Segment Start: Listed entries

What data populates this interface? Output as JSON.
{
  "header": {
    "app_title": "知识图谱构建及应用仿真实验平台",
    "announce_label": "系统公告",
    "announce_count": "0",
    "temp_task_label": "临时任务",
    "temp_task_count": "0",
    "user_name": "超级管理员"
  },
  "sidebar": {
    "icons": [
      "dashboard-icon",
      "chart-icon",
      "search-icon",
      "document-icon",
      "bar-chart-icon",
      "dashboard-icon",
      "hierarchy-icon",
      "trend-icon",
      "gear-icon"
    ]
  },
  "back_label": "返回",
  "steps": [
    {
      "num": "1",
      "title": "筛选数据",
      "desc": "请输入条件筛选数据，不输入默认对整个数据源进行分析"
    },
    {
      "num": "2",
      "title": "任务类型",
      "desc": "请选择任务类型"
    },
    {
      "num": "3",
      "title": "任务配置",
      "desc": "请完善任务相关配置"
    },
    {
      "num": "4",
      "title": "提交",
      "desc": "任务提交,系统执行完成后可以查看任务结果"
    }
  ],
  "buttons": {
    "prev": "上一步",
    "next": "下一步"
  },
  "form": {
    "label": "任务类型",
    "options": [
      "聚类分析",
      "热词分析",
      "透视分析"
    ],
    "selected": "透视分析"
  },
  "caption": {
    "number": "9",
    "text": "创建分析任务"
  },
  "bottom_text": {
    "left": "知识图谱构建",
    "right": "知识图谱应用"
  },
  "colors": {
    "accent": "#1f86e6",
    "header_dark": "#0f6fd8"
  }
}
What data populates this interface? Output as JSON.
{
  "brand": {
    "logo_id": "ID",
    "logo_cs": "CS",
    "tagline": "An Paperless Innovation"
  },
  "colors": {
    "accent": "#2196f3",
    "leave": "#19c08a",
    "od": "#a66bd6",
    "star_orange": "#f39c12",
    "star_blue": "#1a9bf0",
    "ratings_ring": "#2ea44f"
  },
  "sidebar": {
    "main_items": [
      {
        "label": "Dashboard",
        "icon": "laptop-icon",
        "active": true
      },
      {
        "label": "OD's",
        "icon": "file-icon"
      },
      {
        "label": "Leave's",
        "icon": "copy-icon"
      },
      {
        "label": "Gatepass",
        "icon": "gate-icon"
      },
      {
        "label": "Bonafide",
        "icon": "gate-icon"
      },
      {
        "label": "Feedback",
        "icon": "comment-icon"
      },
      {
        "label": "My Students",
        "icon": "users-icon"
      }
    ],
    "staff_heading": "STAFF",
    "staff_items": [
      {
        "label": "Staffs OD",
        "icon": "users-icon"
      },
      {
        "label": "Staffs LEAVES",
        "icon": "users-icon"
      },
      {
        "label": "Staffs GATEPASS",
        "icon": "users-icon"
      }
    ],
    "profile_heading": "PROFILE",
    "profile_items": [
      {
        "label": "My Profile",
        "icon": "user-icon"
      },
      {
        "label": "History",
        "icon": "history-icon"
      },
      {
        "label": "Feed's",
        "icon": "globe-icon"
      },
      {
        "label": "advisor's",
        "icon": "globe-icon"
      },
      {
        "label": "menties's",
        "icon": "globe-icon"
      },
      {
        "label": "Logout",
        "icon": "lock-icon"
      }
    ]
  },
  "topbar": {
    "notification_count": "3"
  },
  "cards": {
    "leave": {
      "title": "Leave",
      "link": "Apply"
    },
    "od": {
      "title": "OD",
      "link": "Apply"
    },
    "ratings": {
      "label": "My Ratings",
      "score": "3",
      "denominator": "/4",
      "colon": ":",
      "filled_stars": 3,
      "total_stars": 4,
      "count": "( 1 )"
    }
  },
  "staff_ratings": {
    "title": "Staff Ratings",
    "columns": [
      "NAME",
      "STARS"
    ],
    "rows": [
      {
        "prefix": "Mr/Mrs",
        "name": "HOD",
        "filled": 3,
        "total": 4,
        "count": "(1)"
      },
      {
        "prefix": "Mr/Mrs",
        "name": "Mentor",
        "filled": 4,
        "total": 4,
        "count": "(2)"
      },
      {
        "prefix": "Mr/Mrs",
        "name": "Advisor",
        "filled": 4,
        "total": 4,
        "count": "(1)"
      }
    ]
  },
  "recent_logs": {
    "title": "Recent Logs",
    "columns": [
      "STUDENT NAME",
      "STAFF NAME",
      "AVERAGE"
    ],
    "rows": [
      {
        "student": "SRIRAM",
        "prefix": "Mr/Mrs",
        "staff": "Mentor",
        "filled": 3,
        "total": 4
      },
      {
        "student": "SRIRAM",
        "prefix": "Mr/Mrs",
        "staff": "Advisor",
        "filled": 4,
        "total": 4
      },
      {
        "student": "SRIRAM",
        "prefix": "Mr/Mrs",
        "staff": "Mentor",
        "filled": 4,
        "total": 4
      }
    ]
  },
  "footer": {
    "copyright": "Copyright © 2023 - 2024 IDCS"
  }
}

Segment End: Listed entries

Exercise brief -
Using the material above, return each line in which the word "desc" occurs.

Expected answer -
      "desc": "请输入条件筛选数据，不输入默认对整个数据源进行分析"
      "desc": "请选择任务类型"
      "desc": "请完善任务相关配置"
      "desc": "任务提交,系统执行完成后可以查看任务结果"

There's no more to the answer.